The project proposes the idea that a collaborative and interactive data collecting and sharing method can enhance active listening and contemplation through participant’s engagement in field and autobiographical recordings and later tagging the recordings conceptually as participants copy the recordings to the server. The project uses a data coding/tagging system to locate multiple spatial and temporal acoustic events of multiple aspects of scenes and entities in both virtual and material form. Fixed category tagging allows us to easily connect every recording in a network and free tagging allows the participant to contribute to the language of the virtual community.

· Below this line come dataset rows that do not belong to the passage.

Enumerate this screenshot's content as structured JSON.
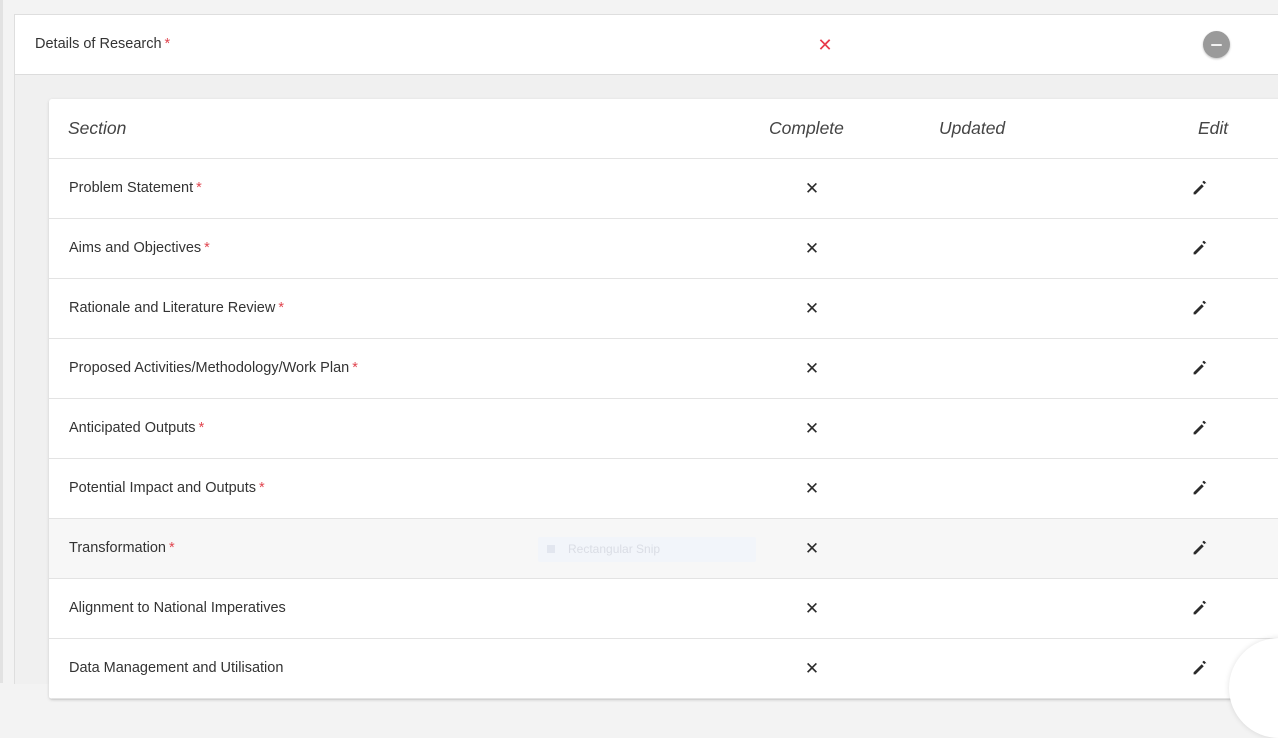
{
  "panel": {
    "title": "Details of Research",
    "required_mark": "*",
    "status_icon": "x-icon",
    "status_color": "#e8394a",
    "collapse_icon": "minus-circle-icon"
  },
  "table": {
    "headers": {
      "section": "Section",
      "complete": "Complete",
      "updated": "Updated",
      "edit": "Edit"
    },
    "rows": [
      {
        "label": "Problem Statement",
        "required": "*",
        "complete_icon": "x-icon",
        "updated": "",
        "edit_icon": "pencil-icon"
      },
      {
        "label": "Aims and Objectives",
        "required": "*",
        "complete_icon": "x-icon",
        "updated": "",
        "edit_icon": "pencil-icon"
      },
      {
        "label": "Rationale and Literature Review",
        "required": "*",
        "complete_icon": "x-icon",
        "updated": "",
        "edit_icon": "pencil-icon"
      },
      {
        "label": "Proposed Activities/Methodology/Work Plan",
        "required": "*",
        "complete_icon": "x-icon",
        "updated": "",
        "edit_icon": "pencil-icon"
      },
      {
        "label": "Anticipated Outputs",
        "required": "*",
        "complete_icon": "x-icon",
        "updated": "",
        "edit_icon": "pencil-icon"
      },
      {
        "label": "Potential Impact and Outputs",
        "required": "*",
        "complete_icon": "x-icon",
        "updated": "",
        "edit_icon": "pencil-icon"
      },
      {
        "label": "Transformation",
        "required": "*",
        "complete_icon": "x-icon",
        "updated": "",
        "edit_icon": "pencil-icon"
      },
      {
        "label": "Alignment to National Imperatives",
        "required": "",
        "complete_icon": "x-icon",
        "updated": "",
        "edit_icon": "pencil-icon"
      },
      {
        "label": "Data Management and Utilisation",
        "required": "",
        "complete_icon": "x-icon",
        "updated": "",
        "edit_icon": "pencil-icon"
      }
    ]
  },
  "overlay": {
    "snip_label": "Rectangular Snip"
  },
  "colors": {
    "required": "#e0454f",
    "icon_dark": "#2b2b2b"
  }
}
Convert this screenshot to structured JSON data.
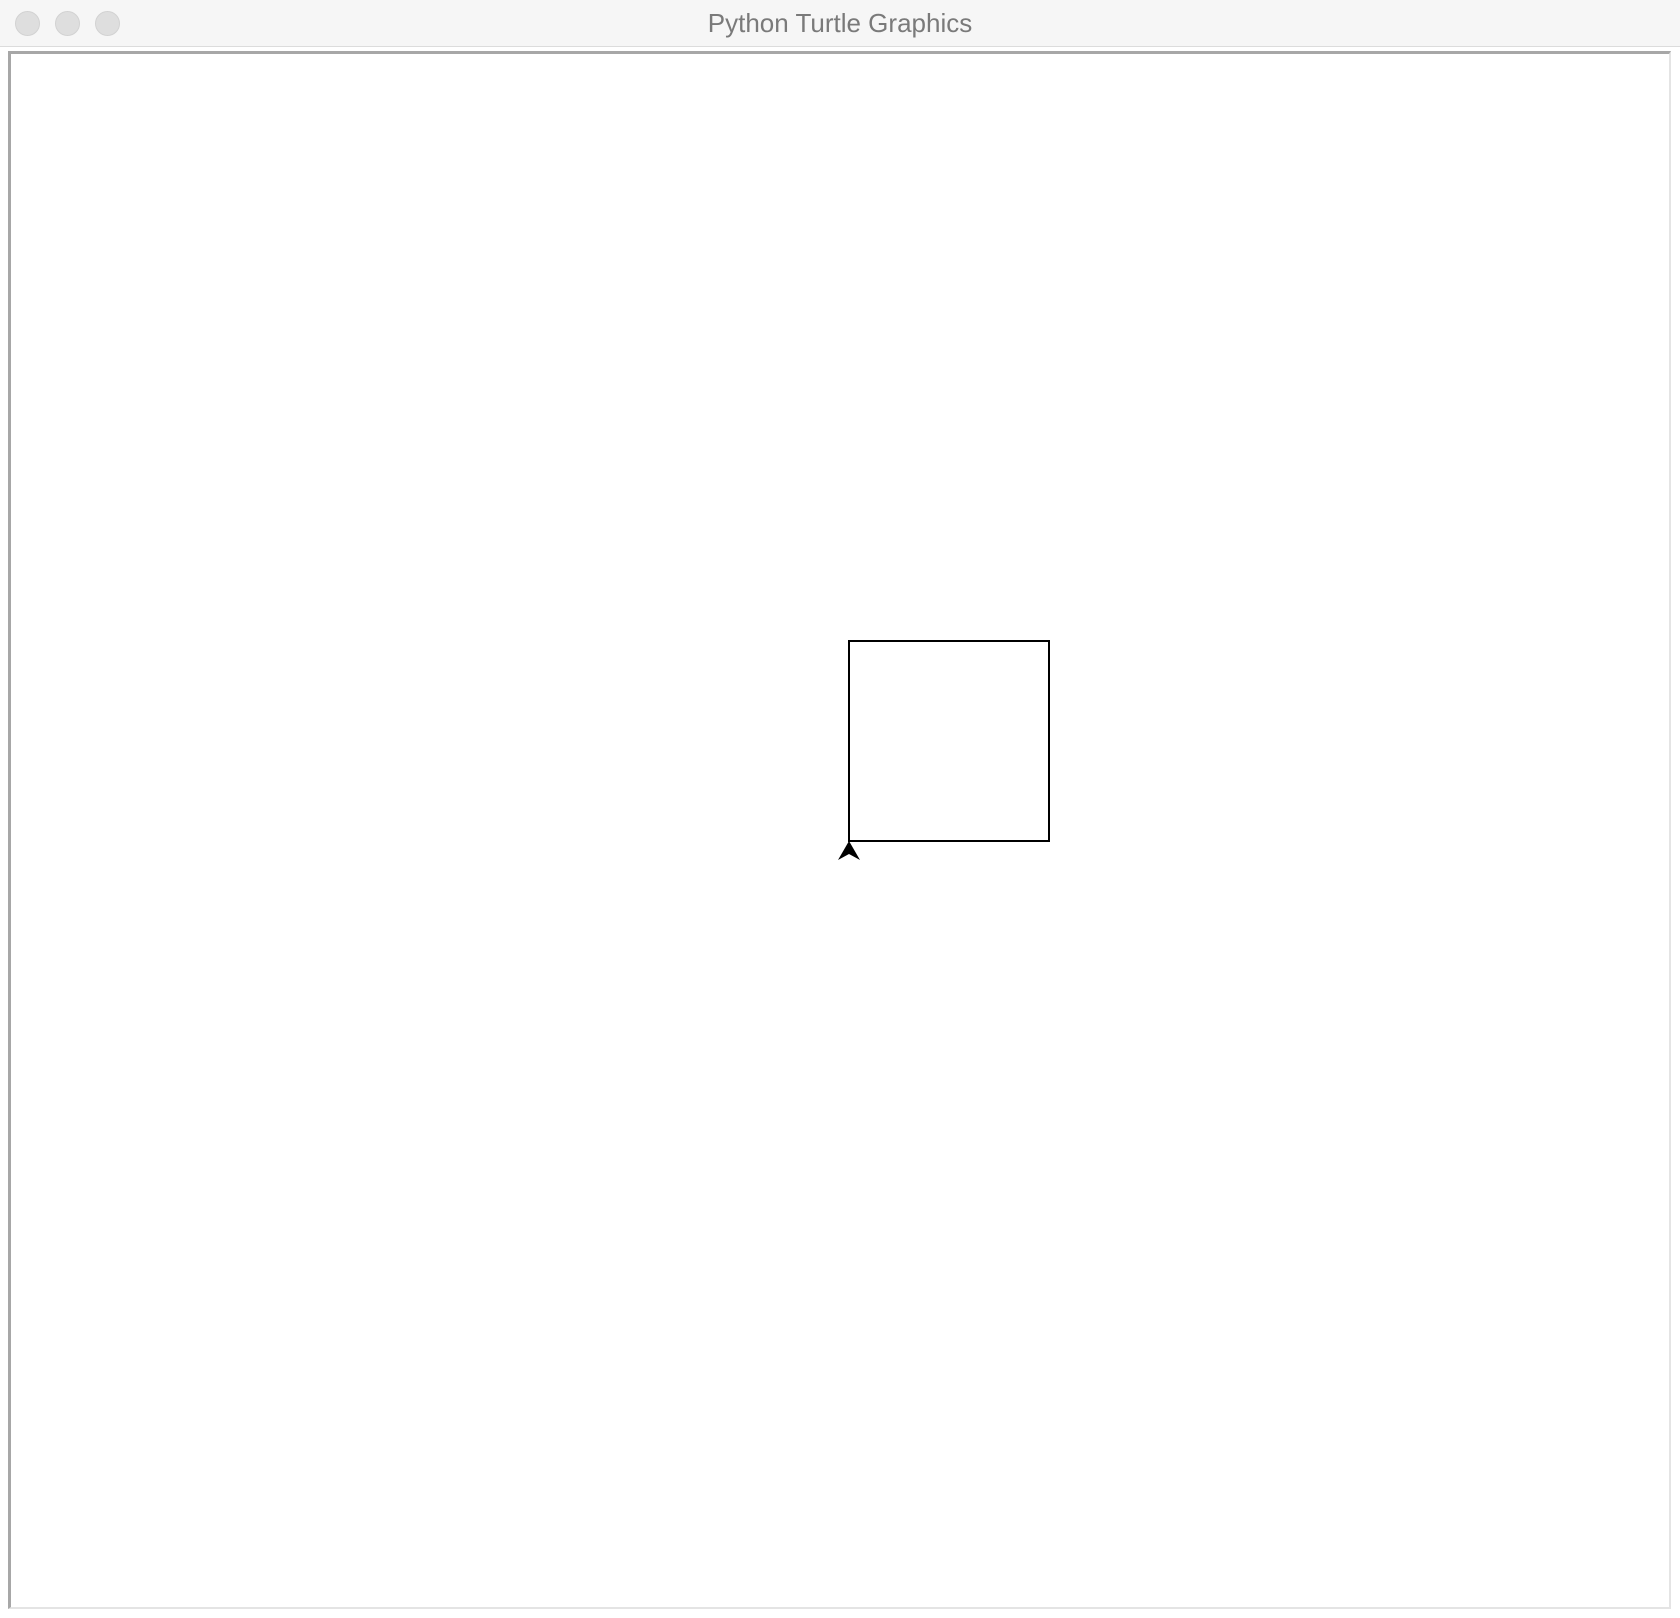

Unlike most other sound maps, the sound upload system also includes representational sound tags that trace the past vanished (sample sounds, recordings of news reports and so on) or allow recordings created by artistic media (i.e biodata sonification recordings or story telling recordings).

The map allows participants to continually revisit the events and their own position in the changing soundscape – a fluid experience where participants continually add new positions, new contexts and dimensions to the soundscape.   Tagging and mapping of the sounds are not only acts in active witnessing or self representation -locating, archiving, preserving knowledge but also taking part in creating a virtual community that can be experienced simultaneously discordant, rhythmic and harmonious and may have effects in potentially then after different community.

The project invites thinking the relationship of the aesthetic act to the ethics and the knowledge of commons in the events of material and immaterial, human and non-human, resident and non-resident networks of the soundscape practices. 

The team has also designed a movable sound installation to be exhibited on the islands and the ports of Istanbul. 

The sounds and the other creative work produced out of the sound data are licenced with
Attribution-ShareAlike CC BY-SA Creative Commons Licence.

The project is developed by the volunteer efforts of the team and on personal funds.

The idea for the platform was initiated in May 2015 and our software is updated in April 2017 to enable several categorical, spatial and temporal tagging. In April 2017, we have now half of the recorded sounds and our new tagging system available on our website.    

The team has also disseminated a call for an album and other individual sound works to be produced out of our sound data- i.e. sound mixes, sound installations, radio mixes, dance choreographies etc.

In the future, the will be opening its site for various sound map projects proposed by different communities or groups starting with the community project for the city Izmir, Turkey.

Currently, the site language is  Turkish while recordings can be of any language that is heard on the islands and the Marmara Sea. We are in the process of translating the Sound Library on the HARITA [MAP] page to 1o other languages along with Turkish:  Greek, Armenian, Ladino, Kurdish, Arabic, Assyrian, English, German, French, and Spanish.

See HARITA [MAP] for the sound map (will be available back again in April due to programing updates)

See SES EKLE [ADD] for adding sounds to the map

See RADYO [RADIO] for the playlist of some of the sounds. 

See SESTEN İŞLER [SOUND WORKS] for our call for individual sound works to be produced out of our sound data- i.e. sound mixes, sound installations, radio mixes, dance choreographies etc.

See MEDYA [MEDIA] for the academic publications and presentations, albums and radio broadcasts, press releases, blog and newspaper publications, graffiti, posters and images, and exhibitions and performances that reference Team:

Gürkan Mıhçı (Sound Team, Soundwalk)

İpek Oskay (Project Founder, Coordinator, Principal Researcher, Web Design, Sound Installation Design, Sound Team)

Melih Dalbudak (Sound Team) 

Ozan Öztaşkıran  (Software consultation)

Tayfun Can Akbaba (Web Developer)

Tolga Balcı (Sound Team)  


We appreciate all the great contributions of our friends in the initiation of this project: Kerem Bora, Alaattin Cineviz, Fulya Hocaoğlu, Mehtap Çağlar, Dr. Leslie Hayduk, Dr. Rob Shields and Laçin Tutalar. The main site image belongs to the artist,  Sine Boran Art. The backend development of the sound upload system was started by Kerem Bora and Tayfun Can Akbaba in September 2015 and enhanced by Stefanus Andree in April 2017.